------ SUPPLIED DATA

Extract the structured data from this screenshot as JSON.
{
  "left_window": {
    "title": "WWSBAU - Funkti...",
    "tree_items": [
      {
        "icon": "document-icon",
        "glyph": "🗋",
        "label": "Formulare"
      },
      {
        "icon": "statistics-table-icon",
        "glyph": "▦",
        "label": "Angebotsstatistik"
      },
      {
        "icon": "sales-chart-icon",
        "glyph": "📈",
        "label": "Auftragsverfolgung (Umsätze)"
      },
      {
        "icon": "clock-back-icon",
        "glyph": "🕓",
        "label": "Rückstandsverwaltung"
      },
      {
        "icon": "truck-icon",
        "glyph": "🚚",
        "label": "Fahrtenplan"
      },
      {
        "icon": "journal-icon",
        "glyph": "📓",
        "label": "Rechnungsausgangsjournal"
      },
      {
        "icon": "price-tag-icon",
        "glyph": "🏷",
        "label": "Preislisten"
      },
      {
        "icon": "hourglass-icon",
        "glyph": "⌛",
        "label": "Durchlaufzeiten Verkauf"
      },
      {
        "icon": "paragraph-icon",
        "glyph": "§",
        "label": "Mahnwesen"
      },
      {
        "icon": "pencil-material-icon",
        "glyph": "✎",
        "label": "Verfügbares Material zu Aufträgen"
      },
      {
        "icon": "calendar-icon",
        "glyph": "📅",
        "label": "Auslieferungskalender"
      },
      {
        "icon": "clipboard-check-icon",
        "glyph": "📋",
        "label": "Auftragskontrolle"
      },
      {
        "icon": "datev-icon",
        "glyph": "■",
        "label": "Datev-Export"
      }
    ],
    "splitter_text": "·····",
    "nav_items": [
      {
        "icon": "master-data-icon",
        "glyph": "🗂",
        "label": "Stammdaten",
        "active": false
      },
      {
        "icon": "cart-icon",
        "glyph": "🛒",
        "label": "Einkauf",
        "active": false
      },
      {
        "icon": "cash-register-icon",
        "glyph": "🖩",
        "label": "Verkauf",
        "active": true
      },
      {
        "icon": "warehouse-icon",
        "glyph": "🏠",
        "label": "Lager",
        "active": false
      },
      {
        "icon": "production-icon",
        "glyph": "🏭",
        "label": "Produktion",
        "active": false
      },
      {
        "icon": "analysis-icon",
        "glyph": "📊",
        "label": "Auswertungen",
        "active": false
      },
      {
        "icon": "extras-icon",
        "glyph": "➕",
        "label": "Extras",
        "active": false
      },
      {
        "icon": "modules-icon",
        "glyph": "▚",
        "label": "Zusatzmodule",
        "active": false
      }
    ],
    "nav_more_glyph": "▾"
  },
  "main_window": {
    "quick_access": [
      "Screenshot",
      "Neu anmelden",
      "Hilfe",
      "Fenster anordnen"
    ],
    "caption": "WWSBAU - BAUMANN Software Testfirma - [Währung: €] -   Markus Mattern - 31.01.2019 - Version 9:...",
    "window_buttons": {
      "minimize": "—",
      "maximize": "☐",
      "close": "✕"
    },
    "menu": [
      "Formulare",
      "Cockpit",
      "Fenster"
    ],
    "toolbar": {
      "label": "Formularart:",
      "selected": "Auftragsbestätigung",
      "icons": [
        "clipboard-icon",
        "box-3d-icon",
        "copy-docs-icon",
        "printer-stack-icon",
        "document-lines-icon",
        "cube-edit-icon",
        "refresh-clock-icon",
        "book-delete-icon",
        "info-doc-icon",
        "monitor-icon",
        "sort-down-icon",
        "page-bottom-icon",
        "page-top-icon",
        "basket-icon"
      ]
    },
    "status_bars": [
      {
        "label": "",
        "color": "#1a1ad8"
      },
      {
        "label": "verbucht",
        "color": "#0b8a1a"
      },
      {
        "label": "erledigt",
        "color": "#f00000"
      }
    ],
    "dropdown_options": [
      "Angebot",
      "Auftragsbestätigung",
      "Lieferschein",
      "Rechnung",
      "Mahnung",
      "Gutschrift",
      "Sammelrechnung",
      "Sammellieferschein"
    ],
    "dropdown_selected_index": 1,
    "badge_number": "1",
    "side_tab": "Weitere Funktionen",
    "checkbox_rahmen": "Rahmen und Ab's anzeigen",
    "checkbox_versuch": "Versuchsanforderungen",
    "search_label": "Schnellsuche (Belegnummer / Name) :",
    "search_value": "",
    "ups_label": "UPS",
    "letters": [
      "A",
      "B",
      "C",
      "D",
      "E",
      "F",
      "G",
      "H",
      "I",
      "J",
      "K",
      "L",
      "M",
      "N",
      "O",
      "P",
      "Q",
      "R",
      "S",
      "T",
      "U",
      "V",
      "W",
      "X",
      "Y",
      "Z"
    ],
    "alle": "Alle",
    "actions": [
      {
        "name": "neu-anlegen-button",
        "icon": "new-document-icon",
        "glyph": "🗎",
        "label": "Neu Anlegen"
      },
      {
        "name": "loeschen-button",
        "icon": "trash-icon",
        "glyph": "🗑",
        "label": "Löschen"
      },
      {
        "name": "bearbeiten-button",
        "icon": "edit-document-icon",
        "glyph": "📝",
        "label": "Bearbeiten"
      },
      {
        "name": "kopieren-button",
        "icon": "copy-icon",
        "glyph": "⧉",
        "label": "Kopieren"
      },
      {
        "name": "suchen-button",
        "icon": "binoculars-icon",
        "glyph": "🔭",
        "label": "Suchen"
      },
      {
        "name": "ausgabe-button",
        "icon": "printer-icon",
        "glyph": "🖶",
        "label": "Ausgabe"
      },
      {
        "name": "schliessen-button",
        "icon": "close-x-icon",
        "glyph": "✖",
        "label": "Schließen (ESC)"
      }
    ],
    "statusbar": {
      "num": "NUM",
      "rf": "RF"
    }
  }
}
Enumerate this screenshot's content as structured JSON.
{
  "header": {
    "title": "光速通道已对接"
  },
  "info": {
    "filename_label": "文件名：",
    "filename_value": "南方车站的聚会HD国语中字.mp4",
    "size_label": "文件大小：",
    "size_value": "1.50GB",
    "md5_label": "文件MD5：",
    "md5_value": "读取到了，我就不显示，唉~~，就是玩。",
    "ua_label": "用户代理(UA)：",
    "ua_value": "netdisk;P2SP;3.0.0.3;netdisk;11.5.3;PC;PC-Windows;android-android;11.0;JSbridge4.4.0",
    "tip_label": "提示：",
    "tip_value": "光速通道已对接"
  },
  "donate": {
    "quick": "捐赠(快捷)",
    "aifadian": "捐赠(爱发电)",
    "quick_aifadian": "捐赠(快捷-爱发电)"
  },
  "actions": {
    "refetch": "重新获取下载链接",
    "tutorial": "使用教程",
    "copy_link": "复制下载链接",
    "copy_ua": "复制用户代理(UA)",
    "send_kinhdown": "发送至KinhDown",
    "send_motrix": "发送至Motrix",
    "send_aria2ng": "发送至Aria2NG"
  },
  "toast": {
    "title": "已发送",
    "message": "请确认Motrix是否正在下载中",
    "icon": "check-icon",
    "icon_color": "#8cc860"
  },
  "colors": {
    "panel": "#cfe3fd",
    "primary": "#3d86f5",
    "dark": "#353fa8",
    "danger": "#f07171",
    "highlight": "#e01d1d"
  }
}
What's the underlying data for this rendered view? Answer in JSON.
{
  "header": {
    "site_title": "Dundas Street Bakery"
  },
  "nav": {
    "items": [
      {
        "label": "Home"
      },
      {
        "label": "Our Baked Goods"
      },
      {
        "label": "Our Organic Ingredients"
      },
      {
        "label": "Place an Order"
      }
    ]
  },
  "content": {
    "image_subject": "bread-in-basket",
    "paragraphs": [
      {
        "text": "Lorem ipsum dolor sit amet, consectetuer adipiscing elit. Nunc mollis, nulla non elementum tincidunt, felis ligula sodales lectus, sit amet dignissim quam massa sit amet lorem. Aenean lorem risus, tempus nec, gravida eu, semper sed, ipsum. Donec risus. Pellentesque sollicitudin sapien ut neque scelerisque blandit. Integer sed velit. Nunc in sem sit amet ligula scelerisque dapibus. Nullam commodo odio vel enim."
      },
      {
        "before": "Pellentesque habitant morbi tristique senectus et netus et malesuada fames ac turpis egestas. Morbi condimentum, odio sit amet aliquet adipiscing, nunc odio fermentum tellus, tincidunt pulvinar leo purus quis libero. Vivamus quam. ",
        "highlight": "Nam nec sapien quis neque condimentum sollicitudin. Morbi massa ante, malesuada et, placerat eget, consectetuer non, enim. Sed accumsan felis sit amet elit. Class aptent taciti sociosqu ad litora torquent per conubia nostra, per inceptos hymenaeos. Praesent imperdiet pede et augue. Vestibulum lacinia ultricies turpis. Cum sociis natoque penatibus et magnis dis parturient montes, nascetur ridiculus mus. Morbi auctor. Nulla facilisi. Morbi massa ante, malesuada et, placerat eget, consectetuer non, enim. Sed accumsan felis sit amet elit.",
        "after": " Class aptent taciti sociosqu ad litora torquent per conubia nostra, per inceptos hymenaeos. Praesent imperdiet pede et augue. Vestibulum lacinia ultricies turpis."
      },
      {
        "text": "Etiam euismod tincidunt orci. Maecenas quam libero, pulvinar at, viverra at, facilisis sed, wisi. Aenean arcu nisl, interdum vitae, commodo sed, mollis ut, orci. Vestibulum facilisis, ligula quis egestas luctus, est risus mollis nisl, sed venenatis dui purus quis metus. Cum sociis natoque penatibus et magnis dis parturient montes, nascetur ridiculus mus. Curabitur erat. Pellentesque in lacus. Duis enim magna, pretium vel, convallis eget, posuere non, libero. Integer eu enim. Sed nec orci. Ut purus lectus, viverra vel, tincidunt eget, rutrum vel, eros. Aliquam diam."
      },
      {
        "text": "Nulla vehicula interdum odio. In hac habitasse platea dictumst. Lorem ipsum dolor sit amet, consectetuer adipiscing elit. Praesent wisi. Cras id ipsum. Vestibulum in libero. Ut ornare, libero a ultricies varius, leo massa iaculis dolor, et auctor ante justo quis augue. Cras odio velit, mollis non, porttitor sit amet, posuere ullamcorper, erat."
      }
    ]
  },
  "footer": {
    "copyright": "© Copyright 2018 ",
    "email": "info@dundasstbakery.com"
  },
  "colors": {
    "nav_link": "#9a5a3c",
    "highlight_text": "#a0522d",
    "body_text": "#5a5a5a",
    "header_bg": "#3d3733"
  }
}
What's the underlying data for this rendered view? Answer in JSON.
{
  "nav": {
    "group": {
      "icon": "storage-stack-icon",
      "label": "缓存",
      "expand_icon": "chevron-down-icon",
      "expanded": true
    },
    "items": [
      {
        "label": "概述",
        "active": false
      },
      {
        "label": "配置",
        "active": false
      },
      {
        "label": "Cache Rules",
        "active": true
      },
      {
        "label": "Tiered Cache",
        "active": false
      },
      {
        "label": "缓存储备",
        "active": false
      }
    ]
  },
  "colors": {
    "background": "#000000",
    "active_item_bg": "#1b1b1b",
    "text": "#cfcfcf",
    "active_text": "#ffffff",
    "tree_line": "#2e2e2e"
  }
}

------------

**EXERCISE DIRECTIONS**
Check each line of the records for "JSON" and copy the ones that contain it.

**TASK RESPONSE**
Extract the structured data from this screenshot as JSON.
Enumerate this screenshot's content as structured JSON.
What's the underlying data for this rendered view? Answer in JSON.
What's the underlying data for this rendered view? Answer in JSON.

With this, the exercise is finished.